Nestled in one of the most northerly points in the world, one Soviet era town still remains intact, having been all but abandoned only decades after being taken under the nation’s wing. Founded by Sweden in 1910, the town of Pyramiden was sold to a Russian mining company just 17 years later, becoming part of the nation’s landmass. While the first Russian settlers didn’t arrive for almost a decade, the town soon spurred into life, establishing itself as a fully functioning coal mining community.
Located 800 miles from the North Pole, Pyramiden was once home to a community of 1,200 people. Despite its isolated location, the town had all the modern Soviet amenities, even boasting a luxury heated swimming pool to draw the tourists in. For a while, the town functioned as the image of Soviet perfection, keeping itself afloat despite its location. Things weren’t destined to last, however. Despite the town’s gym, schools, theater and cultural center, they simply weren’t enough to convince inhabitants to make Pyramiden their permanent home and by 1998, settlers began to move elsewhere.
Leaving in quick succession, settlers left the town from as early as March 1998, with the last known inhabitant leaving in October of the same year. Abandoning many of their belongings, townspeople left in what seemed like a hurry, although historians are yet to pinpoint an exact reason. Personal items, furnishings and collectibles were left to gather dust, hinting at the population that once called the town home.
Over the years, Pyramiden was left to nature and before long, wildlife began to call the Soviet constructions their own. While the majority of buildings still stand today, they do so as ghostly shadows of their former selves, left to the forces of nature on the island. Thanks to the freezing weather conditions of the place, decay has all but stopped to a halt and even today, a great deal of the town remains perfectly preserved. In this kind of an environment, it is vandals and thieves who prove the biggest threat, capable of dismantling or destroying the buildings.

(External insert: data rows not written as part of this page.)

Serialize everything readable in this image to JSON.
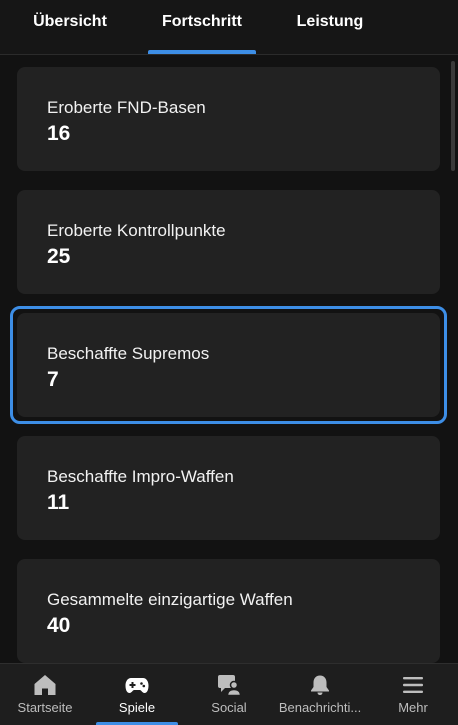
{
  "tabs": [
    {
      "label": "Übersicht",
      "active": false
    },
    {
      "label": "Fortschritt",
      "active": true
    },
    {
      "label": "Leistung",
      "active": false
    }
  ],
  "stats": [
    {
      "label": "Eroberte FND-Basen",
      "value": "16"
    },
    {
      "label": "Eroberte Kontrollpunkte",
      "value": "25"
    },
    {
      "label": "Beschaffte Supremos",
      "value": "7"
    },
    {
      "label": "Beschaffte Impro-Waffen",
      "value": "11"
    },
    {
      "label": "Gesammelte einzigartige Waffen",
      "value": "40"
    }
  ],
  "focused_stat_index": 2,
  "bottom_nav": [
    {
      "label": "Startseite",
      "icon": "home-icon",
      "active": false
    },
    {
      "label": "Spiele",
      "icon": "gamepad-icon",
      "active": true
    },
    {
      "label": "Social",
      "icon": "social-icon",
      "active": false
    },
    {
      "label": "Benachrichti...",
      "icon": "bell-icon",
      "active": false
    },
    {
      "label": "Mehr",
      "icon": "menu-icon",
      "active": false
    }
  ],
  "colors": {
    "accent": "#3d8ee6",
    "background": "#121212",
    "card": "#222222",
    "nav_background": "#1e1e1e"
  }
}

In 2007, a local trust announced they would turn the place into a tourist attraction in order to bring people back to the former metropolis. Daily tours and overnight stays are now possible, giving visitors a glimpse into what the former Soviet town might once have been like and a glimpse of Russia’s recent history. Full rejuvenation doesn’t seem to be on the cards for Pyramiden, however, and while visitors might take a peek at the place for the day, nobody looks set to make it their home for the time being.